Nashua man wants evidence suppressed in baby overdose case, citing unlawful searchBy KIMBERLY HOUGHTON
Union Leader Correspondent
May 22. 2018 11:19PM
NASHUA — Charles Daye, the Nashua man accused of charges related to a drug overdose of a one-year-old child in the Gate City, is arguing in court documents that police unlawfully searched his apartment without a warrant.
Prosecutors, however, maintain there were exigent circumstances and police faced a compelling need to take immediate action, stressing the delay in obtaining a warrant would have presented a substantial threat to life.
After the baby suffered a respiratory arrest on Sept. 1, 2017, and was being treated at an area hospital, police were dispatched to the child’s home on Elm Street to secure it as a possible crime scene.
“While they knew (the victim) was in serious medical difficulty, they had no information that his condition was the result of a crime and, therefore, no probable cause,” said attorney Elliot Friedman in court records on file at Hillsborough County Superior Court.
Friedman claims in court documents that even as the police applied for a warrant, they did not have enough information to convince “a person of ordinary caution” that the apartment contained evidence of a crime.
Prosecutors argue that Nashua police conducted a lawful, warrantless search based on probable cause and exigent circumstances.
“Officers had probable cause to enter the defendant’s apartment. Under the totality of the circumstances, there was a sufficient factual basis for the officers to enter the defendant’s apartment not only to secure the potential crime scene, but also to find the source of the child’s serious medical condition … it was readily apparent that (Daye) was involved in the incident resulting in the child’s medical condition,” Michele Battaglia, assistant county attorney, writes in court documents.
Daye has filed a motion seeking to suppress evidence seized from his apartment, including a torn plastic bag, a needle and powder on the floor and on bedding.
A court hearing will be held Friday to determine whether the evidence seized should be suppressed.
Daye, 26, previously of 89 Elm St., Apt. C, is facing charges of reckless conduct, second-degree assault, falsifying physical evidence, endangering the welfare of a child and possession of cocaine. Daye was in charge of watching the baby, now 2-years-old, at the time of the drug overdose, according to court records.
The child was unable to maintain his own airway due to the severity of his respiratory distress and he was transferred from Southern New Hampshire Medical Center to Boston Children’s Hospital for medical treatment, according to court documents.
Lab results from the boy’s urine tested positive for cocaine, benzodiazepines and fentanyl, according to a Boston physician.

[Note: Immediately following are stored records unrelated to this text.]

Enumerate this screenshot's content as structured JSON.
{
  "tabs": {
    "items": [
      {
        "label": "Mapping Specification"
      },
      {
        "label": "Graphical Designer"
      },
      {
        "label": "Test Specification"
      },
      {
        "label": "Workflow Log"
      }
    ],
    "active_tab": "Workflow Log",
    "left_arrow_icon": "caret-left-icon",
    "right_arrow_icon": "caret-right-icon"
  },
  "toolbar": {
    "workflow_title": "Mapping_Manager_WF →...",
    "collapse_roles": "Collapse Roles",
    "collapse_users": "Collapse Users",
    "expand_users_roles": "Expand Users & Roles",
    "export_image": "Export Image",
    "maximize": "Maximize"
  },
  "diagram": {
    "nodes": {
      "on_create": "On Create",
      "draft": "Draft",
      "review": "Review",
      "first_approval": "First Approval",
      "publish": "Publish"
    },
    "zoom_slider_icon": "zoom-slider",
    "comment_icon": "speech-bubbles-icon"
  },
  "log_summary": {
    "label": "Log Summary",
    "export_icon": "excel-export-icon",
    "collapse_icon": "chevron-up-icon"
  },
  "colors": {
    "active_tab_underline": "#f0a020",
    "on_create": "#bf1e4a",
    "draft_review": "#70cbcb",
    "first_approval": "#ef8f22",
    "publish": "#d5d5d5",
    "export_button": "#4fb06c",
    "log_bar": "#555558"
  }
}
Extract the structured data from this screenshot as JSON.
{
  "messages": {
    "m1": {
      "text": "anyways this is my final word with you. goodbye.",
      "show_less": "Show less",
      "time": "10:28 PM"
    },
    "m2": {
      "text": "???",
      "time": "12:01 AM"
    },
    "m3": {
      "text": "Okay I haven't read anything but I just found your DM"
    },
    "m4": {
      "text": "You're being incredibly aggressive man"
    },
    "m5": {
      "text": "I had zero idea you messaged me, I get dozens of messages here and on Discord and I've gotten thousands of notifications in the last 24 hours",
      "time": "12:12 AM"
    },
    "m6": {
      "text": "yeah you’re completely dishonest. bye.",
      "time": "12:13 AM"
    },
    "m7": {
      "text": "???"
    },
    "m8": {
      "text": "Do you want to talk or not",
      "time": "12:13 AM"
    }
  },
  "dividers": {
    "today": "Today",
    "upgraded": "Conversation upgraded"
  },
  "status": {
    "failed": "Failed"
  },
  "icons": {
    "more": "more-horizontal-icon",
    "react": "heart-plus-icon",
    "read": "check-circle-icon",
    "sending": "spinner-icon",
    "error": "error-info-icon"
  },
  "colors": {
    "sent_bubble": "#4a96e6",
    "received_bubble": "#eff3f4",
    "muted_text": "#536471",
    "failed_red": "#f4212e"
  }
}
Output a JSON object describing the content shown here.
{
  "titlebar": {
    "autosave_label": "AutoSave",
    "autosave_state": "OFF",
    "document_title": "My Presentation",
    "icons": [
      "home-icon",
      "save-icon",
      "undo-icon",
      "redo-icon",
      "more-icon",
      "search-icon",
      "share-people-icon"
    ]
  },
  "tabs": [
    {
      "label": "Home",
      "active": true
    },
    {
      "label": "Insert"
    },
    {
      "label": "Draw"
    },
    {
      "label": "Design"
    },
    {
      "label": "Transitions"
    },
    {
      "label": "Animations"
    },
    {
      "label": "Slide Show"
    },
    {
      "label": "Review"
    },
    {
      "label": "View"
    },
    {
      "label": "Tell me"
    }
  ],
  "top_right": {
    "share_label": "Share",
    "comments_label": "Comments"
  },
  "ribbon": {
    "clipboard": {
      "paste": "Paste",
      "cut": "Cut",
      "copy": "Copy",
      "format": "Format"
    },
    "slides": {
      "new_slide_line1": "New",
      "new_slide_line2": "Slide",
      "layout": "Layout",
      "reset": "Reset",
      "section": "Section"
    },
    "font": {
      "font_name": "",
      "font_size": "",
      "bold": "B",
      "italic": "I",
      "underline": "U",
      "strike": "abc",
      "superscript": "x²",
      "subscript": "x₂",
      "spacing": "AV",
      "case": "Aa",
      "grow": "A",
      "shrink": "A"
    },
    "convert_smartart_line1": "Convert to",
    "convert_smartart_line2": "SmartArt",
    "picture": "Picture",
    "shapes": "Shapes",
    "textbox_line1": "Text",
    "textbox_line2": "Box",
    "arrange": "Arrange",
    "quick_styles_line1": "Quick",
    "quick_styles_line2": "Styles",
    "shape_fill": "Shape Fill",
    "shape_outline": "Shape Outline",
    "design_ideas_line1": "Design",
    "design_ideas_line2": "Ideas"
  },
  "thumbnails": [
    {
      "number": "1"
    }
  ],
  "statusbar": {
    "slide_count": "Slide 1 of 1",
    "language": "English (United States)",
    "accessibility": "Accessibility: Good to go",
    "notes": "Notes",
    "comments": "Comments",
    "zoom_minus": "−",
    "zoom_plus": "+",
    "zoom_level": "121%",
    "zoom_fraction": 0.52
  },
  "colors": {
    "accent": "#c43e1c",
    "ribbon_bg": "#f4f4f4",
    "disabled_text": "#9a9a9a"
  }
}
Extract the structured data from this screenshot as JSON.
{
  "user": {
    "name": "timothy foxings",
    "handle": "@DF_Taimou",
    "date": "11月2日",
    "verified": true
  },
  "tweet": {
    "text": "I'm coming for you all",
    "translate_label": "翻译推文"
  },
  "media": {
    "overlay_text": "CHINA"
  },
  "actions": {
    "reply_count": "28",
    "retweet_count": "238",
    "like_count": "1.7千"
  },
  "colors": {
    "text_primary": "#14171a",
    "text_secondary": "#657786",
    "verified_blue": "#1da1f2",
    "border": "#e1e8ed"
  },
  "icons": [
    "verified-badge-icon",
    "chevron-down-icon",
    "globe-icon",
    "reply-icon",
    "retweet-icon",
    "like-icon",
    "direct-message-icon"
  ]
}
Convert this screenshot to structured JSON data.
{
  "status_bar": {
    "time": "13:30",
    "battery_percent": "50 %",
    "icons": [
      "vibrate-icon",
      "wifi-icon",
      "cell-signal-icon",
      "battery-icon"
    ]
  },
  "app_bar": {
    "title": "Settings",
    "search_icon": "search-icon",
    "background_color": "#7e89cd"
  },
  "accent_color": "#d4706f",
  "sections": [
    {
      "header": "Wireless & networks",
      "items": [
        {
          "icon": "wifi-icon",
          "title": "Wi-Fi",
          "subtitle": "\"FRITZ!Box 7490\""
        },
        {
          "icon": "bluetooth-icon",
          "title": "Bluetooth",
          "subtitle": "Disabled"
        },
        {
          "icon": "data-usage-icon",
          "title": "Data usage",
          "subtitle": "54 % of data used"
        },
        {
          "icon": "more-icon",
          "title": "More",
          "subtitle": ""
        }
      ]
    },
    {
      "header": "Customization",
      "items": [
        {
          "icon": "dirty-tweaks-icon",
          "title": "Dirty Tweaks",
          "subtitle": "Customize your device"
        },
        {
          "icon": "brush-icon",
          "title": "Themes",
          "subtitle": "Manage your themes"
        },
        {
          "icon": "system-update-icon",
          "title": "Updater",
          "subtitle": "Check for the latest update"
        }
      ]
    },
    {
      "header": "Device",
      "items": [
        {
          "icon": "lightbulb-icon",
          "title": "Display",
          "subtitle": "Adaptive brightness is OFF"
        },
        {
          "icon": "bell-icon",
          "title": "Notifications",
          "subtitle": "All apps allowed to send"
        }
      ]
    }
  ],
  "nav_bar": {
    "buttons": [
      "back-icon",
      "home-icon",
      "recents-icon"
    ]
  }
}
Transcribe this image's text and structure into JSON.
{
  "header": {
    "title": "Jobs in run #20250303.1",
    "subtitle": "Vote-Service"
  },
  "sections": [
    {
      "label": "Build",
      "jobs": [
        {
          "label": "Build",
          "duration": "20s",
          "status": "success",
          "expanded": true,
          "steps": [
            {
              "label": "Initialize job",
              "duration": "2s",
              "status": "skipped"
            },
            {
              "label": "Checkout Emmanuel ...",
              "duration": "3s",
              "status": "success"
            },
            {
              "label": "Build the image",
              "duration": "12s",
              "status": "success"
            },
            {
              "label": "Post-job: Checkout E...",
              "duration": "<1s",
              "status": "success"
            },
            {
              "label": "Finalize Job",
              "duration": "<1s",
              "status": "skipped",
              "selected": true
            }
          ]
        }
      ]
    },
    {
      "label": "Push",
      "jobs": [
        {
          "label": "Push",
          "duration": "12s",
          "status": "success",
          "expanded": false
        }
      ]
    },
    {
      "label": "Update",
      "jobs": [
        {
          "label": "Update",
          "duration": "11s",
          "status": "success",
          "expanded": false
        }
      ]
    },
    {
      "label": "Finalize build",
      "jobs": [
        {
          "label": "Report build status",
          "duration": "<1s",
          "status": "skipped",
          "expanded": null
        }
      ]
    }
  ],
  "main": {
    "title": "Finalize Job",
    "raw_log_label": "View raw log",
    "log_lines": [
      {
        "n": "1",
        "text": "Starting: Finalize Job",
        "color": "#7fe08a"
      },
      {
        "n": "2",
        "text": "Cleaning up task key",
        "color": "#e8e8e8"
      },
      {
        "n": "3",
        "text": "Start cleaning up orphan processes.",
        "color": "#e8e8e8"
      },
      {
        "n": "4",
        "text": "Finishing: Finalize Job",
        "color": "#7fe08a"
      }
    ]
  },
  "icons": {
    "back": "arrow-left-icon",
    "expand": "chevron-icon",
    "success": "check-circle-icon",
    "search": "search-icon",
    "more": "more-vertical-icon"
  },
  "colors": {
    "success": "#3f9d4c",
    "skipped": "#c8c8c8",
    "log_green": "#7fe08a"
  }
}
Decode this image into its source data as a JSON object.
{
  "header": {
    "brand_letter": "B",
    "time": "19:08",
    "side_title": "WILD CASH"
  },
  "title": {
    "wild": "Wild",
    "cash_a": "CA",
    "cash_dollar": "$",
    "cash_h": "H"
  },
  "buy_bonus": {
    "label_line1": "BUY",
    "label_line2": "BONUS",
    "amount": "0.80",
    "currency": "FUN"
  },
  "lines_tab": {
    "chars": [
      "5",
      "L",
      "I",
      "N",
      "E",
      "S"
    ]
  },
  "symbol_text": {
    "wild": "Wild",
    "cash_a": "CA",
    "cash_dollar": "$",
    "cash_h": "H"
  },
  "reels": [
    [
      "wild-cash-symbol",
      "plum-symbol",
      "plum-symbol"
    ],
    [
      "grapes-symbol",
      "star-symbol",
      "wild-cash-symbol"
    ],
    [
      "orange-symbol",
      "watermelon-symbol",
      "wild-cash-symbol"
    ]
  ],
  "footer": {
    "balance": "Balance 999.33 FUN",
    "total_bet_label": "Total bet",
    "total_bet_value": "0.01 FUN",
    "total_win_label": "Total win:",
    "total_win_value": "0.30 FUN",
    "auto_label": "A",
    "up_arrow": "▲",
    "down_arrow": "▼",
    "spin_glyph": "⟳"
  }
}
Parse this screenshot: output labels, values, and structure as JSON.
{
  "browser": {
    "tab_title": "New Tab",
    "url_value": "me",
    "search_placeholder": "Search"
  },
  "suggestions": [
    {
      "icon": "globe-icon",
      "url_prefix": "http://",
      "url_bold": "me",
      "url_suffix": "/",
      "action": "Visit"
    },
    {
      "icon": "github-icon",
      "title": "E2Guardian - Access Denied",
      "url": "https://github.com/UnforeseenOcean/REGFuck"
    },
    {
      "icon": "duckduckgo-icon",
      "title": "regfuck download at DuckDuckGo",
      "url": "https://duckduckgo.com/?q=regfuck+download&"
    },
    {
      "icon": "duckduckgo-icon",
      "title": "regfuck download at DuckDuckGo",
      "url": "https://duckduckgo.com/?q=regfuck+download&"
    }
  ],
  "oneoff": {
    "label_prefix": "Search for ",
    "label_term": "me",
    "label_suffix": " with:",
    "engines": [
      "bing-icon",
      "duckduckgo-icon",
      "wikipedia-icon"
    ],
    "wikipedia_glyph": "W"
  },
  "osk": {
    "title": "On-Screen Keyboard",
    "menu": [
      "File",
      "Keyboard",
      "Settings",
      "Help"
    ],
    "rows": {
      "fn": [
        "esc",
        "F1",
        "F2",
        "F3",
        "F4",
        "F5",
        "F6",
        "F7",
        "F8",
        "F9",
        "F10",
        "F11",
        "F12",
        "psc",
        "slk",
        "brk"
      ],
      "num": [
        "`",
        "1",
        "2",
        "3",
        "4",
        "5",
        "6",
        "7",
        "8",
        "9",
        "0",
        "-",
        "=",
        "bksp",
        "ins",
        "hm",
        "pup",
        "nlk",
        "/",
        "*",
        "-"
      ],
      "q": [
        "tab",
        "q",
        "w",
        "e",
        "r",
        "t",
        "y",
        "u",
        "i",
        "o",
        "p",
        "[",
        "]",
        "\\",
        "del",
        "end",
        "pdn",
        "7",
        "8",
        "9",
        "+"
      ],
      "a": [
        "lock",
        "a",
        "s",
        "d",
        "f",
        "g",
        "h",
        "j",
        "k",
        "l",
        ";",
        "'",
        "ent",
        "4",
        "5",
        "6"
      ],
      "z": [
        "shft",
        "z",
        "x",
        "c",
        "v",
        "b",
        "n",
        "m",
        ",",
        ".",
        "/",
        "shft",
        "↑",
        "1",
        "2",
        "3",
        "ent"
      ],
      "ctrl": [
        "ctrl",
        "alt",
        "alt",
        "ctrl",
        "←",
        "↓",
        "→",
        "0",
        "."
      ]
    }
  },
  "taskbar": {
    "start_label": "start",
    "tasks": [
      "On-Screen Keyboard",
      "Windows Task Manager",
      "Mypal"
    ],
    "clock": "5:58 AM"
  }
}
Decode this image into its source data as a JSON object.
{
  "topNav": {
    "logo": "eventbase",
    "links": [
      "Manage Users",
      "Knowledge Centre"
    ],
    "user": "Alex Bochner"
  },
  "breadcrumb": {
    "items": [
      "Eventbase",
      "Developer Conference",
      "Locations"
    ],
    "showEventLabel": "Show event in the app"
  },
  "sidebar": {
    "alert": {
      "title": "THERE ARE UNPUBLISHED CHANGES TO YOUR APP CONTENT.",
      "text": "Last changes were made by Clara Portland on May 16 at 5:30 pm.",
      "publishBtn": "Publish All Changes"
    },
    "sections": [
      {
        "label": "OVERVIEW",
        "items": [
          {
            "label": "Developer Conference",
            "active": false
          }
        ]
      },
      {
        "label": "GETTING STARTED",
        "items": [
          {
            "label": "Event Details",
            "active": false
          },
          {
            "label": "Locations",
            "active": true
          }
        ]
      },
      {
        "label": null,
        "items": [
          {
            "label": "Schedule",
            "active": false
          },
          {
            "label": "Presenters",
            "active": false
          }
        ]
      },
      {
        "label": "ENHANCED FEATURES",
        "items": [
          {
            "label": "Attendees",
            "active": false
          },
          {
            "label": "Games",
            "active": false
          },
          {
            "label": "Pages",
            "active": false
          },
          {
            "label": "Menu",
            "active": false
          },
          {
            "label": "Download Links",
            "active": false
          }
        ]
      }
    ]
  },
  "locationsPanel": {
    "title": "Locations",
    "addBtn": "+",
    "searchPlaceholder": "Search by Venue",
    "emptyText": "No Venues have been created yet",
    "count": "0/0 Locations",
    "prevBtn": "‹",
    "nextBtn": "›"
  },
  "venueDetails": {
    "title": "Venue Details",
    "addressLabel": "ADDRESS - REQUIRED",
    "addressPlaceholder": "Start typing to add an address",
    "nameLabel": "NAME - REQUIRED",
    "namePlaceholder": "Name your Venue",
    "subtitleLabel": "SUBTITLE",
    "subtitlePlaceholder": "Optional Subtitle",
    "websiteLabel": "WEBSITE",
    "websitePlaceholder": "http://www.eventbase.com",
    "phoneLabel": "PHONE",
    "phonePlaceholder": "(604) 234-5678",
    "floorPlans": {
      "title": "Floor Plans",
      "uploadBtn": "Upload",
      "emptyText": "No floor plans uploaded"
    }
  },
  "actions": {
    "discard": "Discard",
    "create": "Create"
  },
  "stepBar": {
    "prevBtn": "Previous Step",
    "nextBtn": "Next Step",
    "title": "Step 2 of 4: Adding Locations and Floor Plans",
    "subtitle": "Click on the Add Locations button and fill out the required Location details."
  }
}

Blood results for the child also tested positive for fentanyl, Dr. Hiu-Fai Fong of Boston Children’s Hospital told authorities.
The baby was discharged from the Boston hospital four days after his overdose.
Meanwhile, prosecutors are asking the court to impose a suspended sentence related to a separate case in 2013. At that time, Daye pleaded guilty to first-degree assault for striking a 17-year-old in the face, fracturing the teen’s sinus bone; he was sentenced to 5-10 years in prison, all suspended for five years from his release on a different stalking sentence that ended on Dec. 30, 2013.
“Thus, he is squarely within the window during which the state may move to impose the sentence,” Battaglia writes in court records.